◆ What to produce ◆
Return the records in full, with every character preserved.

◆ Material for this exercise ◆
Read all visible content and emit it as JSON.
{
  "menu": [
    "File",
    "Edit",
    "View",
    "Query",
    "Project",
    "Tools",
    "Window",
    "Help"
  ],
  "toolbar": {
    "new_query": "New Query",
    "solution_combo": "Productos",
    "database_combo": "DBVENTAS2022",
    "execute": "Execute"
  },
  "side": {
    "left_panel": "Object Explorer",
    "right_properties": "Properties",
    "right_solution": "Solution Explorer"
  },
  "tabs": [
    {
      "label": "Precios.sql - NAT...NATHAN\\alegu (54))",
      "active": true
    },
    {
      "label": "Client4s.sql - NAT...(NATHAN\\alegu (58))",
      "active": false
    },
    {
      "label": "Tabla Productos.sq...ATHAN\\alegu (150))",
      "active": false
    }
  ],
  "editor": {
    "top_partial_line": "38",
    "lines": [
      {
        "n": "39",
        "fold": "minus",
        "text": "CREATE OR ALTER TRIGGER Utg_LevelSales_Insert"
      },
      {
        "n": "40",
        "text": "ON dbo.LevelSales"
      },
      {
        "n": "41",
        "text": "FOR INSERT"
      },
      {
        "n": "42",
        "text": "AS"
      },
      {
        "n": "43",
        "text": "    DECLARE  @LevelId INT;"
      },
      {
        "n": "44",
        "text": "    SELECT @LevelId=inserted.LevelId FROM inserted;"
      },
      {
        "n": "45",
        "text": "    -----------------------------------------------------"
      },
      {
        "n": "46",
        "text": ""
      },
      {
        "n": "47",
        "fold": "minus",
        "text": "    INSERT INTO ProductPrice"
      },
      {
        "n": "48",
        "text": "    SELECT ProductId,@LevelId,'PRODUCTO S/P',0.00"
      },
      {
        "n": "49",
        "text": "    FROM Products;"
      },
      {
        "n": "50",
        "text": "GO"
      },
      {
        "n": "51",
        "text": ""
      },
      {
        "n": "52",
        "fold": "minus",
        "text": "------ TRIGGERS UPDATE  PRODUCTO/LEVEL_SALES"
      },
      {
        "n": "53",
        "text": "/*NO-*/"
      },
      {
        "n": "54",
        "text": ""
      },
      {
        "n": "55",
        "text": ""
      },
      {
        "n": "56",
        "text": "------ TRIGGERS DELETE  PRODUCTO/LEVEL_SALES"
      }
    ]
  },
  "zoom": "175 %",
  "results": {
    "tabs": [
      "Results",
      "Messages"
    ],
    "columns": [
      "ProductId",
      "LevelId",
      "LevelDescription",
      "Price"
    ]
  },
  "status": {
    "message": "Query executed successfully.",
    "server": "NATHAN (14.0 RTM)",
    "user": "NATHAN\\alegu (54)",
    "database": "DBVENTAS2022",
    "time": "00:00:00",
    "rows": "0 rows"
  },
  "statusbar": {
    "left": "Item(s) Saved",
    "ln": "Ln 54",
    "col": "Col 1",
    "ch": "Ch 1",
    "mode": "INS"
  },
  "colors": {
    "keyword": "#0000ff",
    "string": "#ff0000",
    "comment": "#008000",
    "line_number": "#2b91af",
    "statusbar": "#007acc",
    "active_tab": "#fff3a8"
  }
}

◆ Response for this exercise ◆
Read all visible content and emit it as JSON.
{
  "menu": [
    "File",
    "Edit",
    "View",
    "Query",
    "Project",
    "Tools",
    "Window",
    "Help"
  ],
  "toolbar": {
    "new_query": "New Query",
    "solution_combo": "Productos",
    "database_combo": "DBVENTAS2022",
    "execute": "Execute"
  },
  "side": {
    "left_panel": "Object Explorer",
    "right_properties": "Properties",
    "right_solution": "Solution Explorer"
  },
  "tabs": [
    {
      "label": "Precios.sql - NAT...NATHAN\\alegu (54))",
      "active": true
    },
    {
      "label": "Client4s.sql - NAT...(NATHAN\\alegu (58))",
      "active": false
    },
    {
      "label": "Tabla Productos.sq...ATHAN\\alegu (150))",
      "active": false
    }
  ],
  "editor": {
    "top_partial_line": "38",
    "lines": [
      {
        "n": "39",
        "fold": "minus",
        "text": "CREATE OR ALTER TRIGGER Utg_LevelSales_Insert"
      },
      {
        "n": "40",
        "text": "ON dbo.LevelSales"
      },
      {
        "n": "41",
        "text": "FOR INSERT"
      },
      {
        "n": "42",
        "text": "AS"
      },
      {
        "n": "43",
        "text": "    DECLARE  @LevelId INT;"
      },
      {
        "n": "44",
        "text": "    SELECT @LevelId=inserted.LevelId FROM inserted;"
      },
      {
        "n": "45",
        "text": "    -----------------------------------------------------"
      },
      {
        "n": "46",
        "text": ""
      },
      {
        "n": "47",
        "fold": "minus",
        "text": "    INSERT INTO ProductPrice"
      },
      {
        "n": "48",
        "text": "    SELECT ProductId,@LevelId,'PRODUCTO S/P',0.00"
      },
      {
        "n": "49",
        "text": "    FROM Products;"
      },
      {
        "n": "50",
        "text": "GO"
      },
      {
        "n": "51",
        "text": ""
      },
      {
        "n": "52",
        "fold": "minus",
        "text": "------ TRIGGERS UPDATE  PRODUCTO/LEVEL_SALES"
      },
      {
        "n": "53",
        "text": "/*NO-*/"
      },
      {
        "n": "54",
        "text": ""
      },
      {
        "n": "55",
        "text": ""
      },
      {
        "n": "56",
        "text": "------ TRIGGERS DELETE  PRODUCTO/LEVEL_SALES"
      }
    ]
  },
  "zoom": "175 %",
  "results": {
    "tabs": [
      "Results",
      "Messages"
    ],
    "columns": [
      "ProductId",
      "LevelId",
      "LevelDescription",
      "Price"
    ]
  },
  "status": {
    "message": "Query executed successfully.",
    "server": "NATHAN (14.0 RTM)",
    "user": "NATHAN\\alegu (54)",
    "database": "DBVENTAS2022",
    "time": "00:00:00",
    "rows": "0 rows"
  },
  "statusbar": {
    "left": "Item(s) Saved",
    "ln": "Ln 54",
    "col": "Col 1",
    "ch": "Ch 1",
    "mode": "INS"
  },
  "colors": {
    "keyword": "#0000ff",
    "string": "#ff0000",
    "comment": "#008000",
    "line_number": "#2b91af",
    "statusbar": "#007acc",
    "active_tab": "#fff3a8"
  }
}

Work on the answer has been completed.